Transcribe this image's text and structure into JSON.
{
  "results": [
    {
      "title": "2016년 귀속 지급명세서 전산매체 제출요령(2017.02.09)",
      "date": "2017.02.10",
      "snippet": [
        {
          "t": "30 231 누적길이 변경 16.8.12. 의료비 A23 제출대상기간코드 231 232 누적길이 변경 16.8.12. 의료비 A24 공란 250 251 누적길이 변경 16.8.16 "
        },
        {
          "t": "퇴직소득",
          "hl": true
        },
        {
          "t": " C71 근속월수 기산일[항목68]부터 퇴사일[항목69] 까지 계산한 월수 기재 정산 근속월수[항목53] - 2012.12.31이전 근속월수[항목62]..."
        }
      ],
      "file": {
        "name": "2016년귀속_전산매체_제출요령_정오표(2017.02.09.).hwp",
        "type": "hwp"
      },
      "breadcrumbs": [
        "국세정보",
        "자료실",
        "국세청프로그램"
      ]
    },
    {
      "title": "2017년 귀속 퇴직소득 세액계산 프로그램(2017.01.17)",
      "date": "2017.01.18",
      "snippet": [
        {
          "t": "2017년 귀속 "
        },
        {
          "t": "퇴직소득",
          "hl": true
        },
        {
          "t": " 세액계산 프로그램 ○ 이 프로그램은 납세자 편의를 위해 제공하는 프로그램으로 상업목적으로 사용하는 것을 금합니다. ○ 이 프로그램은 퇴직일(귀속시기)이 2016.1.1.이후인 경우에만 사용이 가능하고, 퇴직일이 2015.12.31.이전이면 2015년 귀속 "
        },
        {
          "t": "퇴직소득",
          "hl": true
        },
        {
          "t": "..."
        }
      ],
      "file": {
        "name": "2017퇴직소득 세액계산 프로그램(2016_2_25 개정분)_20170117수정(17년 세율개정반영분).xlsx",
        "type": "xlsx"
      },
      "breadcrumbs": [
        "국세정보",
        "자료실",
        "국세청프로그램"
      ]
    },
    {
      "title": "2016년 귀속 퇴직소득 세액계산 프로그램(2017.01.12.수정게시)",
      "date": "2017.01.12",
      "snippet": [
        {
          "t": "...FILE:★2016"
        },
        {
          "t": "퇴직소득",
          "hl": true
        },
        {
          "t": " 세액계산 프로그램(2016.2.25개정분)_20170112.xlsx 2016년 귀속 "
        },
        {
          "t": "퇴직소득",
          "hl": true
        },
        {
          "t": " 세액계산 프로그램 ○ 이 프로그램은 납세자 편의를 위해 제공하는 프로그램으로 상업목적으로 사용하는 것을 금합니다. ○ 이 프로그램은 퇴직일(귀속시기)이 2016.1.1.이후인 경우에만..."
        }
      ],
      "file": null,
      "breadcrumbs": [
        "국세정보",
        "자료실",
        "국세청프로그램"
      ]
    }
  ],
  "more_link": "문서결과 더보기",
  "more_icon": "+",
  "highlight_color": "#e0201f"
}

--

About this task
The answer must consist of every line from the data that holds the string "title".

Solved exercise
      "title": "2016년 귀속 지급명세서 전산매체 제출요령(2017.02.09)",
      "title": "2017년 귀속 퇴직소득 세액계산 프로그램(2017.01.17)",
      "title": "2016년 귀속 퇴직소득 세액계산 프로그램(2017.01.12.수정게시)",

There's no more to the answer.